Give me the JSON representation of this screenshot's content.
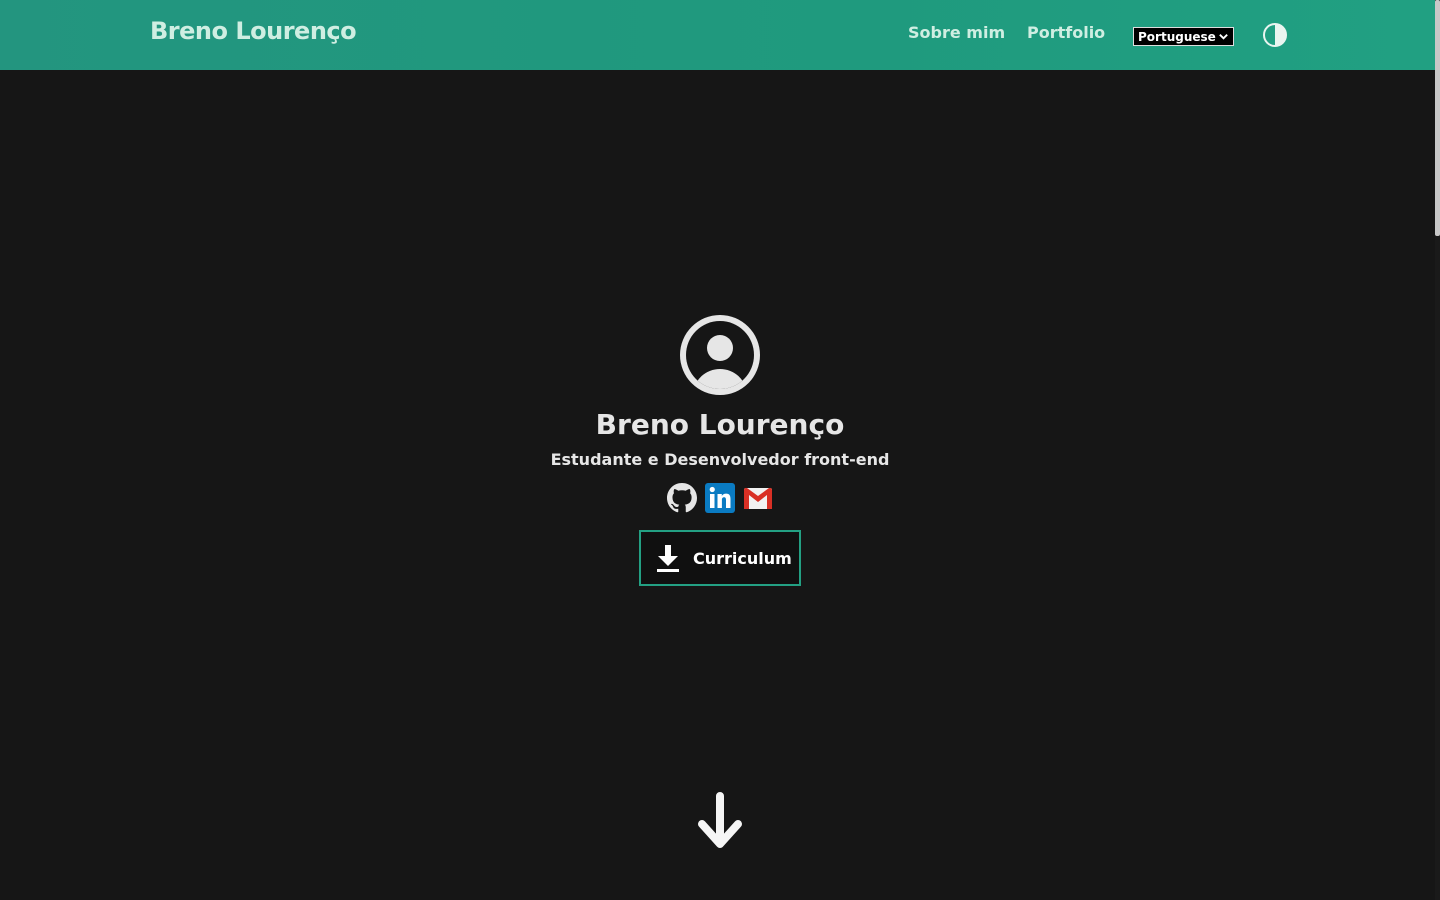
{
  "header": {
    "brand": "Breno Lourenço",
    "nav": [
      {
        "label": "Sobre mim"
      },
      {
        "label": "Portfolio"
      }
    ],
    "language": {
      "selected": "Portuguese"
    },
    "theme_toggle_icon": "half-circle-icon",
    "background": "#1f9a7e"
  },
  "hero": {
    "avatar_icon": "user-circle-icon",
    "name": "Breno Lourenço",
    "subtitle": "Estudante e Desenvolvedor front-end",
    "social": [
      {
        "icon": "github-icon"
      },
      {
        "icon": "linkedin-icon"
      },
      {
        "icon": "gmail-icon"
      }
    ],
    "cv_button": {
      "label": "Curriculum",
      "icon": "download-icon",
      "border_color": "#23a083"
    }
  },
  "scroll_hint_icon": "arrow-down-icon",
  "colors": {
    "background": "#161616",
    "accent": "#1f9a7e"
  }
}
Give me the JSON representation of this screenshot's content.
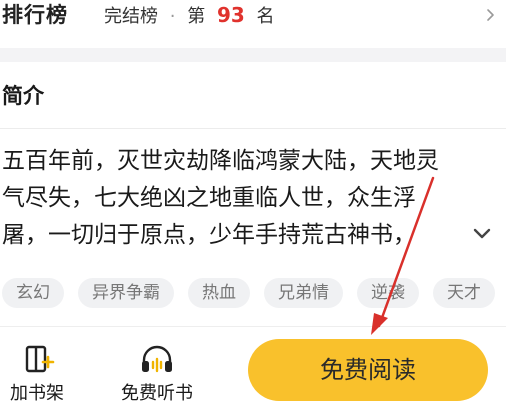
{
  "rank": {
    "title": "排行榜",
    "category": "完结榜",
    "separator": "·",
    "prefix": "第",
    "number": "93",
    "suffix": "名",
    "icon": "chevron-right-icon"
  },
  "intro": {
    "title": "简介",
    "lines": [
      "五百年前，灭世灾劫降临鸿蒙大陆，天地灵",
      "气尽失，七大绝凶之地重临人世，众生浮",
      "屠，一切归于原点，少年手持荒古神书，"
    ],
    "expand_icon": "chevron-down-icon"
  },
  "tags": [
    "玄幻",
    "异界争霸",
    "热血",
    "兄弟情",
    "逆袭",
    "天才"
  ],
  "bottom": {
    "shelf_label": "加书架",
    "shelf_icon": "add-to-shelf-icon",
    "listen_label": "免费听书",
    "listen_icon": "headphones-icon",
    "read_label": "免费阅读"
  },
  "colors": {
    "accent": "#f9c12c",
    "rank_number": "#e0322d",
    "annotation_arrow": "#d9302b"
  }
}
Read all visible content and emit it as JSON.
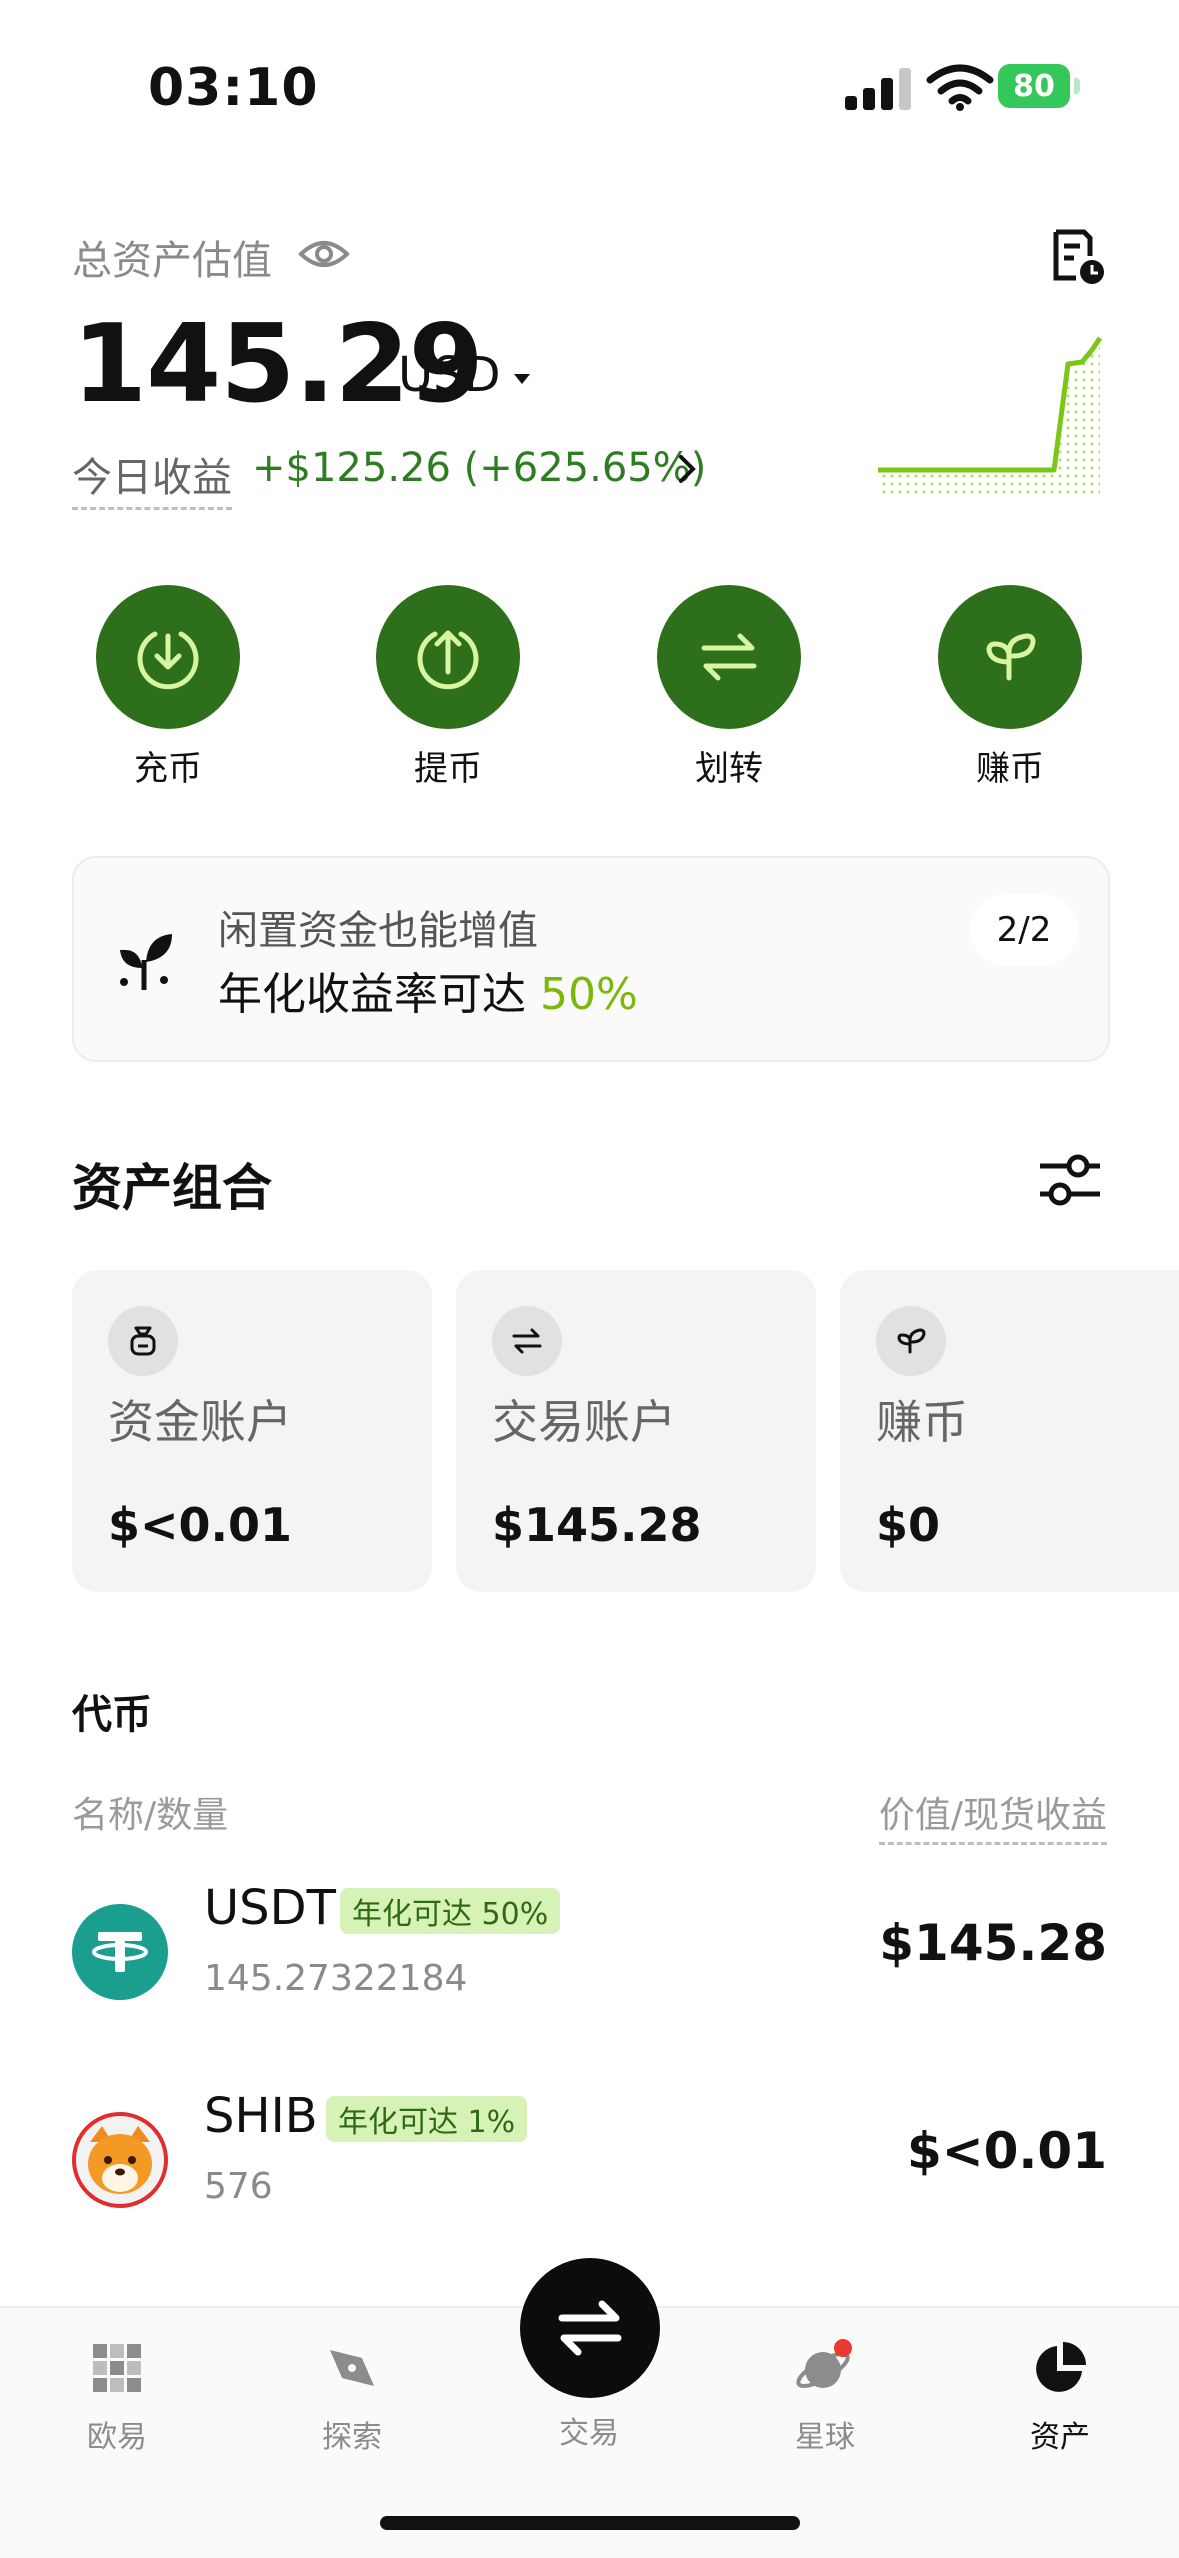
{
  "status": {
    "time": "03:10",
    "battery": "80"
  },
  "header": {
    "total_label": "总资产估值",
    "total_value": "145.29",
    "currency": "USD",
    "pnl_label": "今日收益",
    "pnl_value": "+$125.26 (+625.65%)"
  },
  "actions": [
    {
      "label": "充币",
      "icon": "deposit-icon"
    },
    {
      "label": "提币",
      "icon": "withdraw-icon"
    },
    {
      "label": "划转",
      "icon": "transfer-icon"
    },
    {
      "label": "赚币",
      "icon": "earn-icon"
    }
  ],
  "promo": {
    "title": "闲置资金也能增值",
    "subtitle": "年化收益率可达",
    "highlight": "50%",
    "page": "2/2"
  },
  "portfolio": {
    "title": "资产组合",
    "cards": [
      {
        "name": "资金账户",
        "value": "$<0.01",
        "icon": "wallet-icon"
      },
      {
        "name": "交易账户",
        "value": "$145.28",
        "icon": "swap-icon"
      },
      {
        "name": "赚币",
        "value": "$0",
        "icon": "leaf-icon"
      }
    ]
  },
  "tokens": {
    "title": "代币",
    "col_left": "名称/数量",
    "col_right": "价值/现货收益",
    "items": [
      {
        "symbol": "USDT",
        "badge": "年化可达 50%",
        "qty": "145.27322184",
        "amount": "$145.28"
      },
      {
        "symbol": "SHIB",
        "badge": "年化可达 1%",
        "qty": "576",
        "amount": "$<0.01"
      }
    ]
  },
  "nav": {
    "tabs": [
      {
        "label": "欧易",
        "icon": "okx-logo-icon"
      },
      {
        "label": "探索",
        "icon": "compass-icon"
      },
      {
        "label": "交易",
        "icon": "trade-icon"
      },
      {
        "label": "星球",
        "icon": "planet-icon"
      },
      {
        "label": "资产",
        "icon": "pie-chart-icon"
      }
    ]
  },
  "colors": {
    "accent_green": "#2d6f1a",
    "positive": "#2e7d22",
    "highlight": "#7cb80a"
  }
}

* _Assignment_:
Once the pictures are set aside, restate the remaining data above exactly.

* _Exercise answer_:
Give me the JSON representation of this screenshot's content.
{
  "header": {
    "brand": "Breno Lourenço",
    "nav": [
      {
        "label": "Sobre mim"
      },
      {
        "label": "Portfolio"
      }
    ],
    "language": {
      "selected": "Portuguese"
    },
    "theme_toggle_icon": "half-circle-icon",
    "background": "#1f9a7e"
  },
  "hero": {
    "avatar_icon": "user-circle-icon",
    "name": "Breno Lourenço",
    "subtitle": "Estudante e Desenvolvedor front-end",
    "social": [
      {
        "icon": "github-icon"
      },
      {
        "icon": "linkedin-icon"
      },
      {
        "icon": "gmail-icon"
      }
    ],
    "cv_button": {
      "label": "Curriculum",
      "icon": "download-icon",
      "border_color": "#23a083"
    }
  },
  "scroll_hint_icon": "arrow-down-icon",
  "colors": {
    "background": "#161616",
    "accent": "#1f9a7e"
  }
}
Give me the JSON representation of this screenshot's content.
{
  "rank": {
    "title": "排行榜",
    "category": "完结榜",
    "separator": "·",
    "prefix": "第",
    "number": "93",
    "suffix": "名",
    "icon": "chevron-right-icon"
  },
  "intro": {
    "title": "简介",
    "lines": [
      "五百年前，灭世灾劫降临鸿蒙大陆，天地灵",
      "气尽失，七大绝凶之地重临人世，众生浮",
      "屠，一切归于原点，少年手持荒古神书，"
    ],
    "expand_icon": "chevron-down-icon"
  },
  "tags": [
    "玄幻",
    "异界争霸",
    "热血",
    "兄弟情",
    "逆袭",
    "天才"
  ],
  "bottom": {
    "shelf_label": "加书架",
    "shelf_icon": "add-to-shelf-icon",
    "listen_label": "免费听书",
    "listen_icon": "headphones-icon",
    "read_label": "免费阅读"
  },
  "colors": {
    "accent": "#f9c12c",
    "rank_number": "#e0322d",
    "annotation_arrow": "#d9302b"
  }
}
Read all visible content and emit it as JSON.
{
  "status": {
    "time": "03:10",
    "battery": "80"
  },
  "header": {
    "total_label": "总资产估值",
    "total_value": "145.29",
    "currency": "USD",
    "pnl_label": "今日收益",
    "pnl_value": "+$125.26 (+625.65%)"
  },
  "actions": [
    {
      "label": "充币",
      "icon": "deposit-icon"
    },
    {
      "label": "提币",
      "icon": "withdraw-icon"
    },
    {
      "label": "划转",
      "icon": "transfer-icon"
    },
    {
      "label": "赚币",
      "icon": "earn-icon"
    }
  ],
  "promo": {
    "title": "闲置资金也能增值",
    "subtitle": "年化收益率可达",
    "highlight": "50%",
    "page": "2/2"
  },
  "portfolio": {
    "title": "资产组合",
    "cards": [
      {
        "name": "资金账户",
        "value": "$<0.01",
        "icon": "wallet-icon"
      },
      {
        "name": "交易账户",
        "value": "$145.28",
        "icon": "swap-icon"
      },
      {
        "name": "赚币",
        "value": "$0",
        "icon": "leaf-icon"
      }
    ]
  },
  "tokens": {
    "title": "代币",
    "col_left": "名称/数量",
    "col_right": "价值/现货收益",
    "items": [
      {
        "symbol": "USDT",
        "badge": "年化可达 50%",
        "qty": "145.27322184",
        "amount": "$145.28"
      },
      {
        "symbol": "SHIB",
        "badge": "年化可达 1%",
        "qty": "576",
        "amount": "$<0.01"
      }
    ]
  },
  "nav": {
    "tabs": [
      {
        "label": "欧易",
        "icon": "okx-logo-icon"
      },
      {
        "label": "探索",
        "icon": "compass-icon"
      },
      {
        "label": "交易",
        "icon": "trade-icon"
      },
      {
        "label": "星球",
        "icon": "planet-icon"
      },
      {
        "label": "资产",
        "icon": "pie-chart-icon"
      }
    ]
  },
  "colors": {
    "accent_green": "#2d6f1a",
    "positive": "#2e7d22",
    "highlight": "#7cb80a"
  }
}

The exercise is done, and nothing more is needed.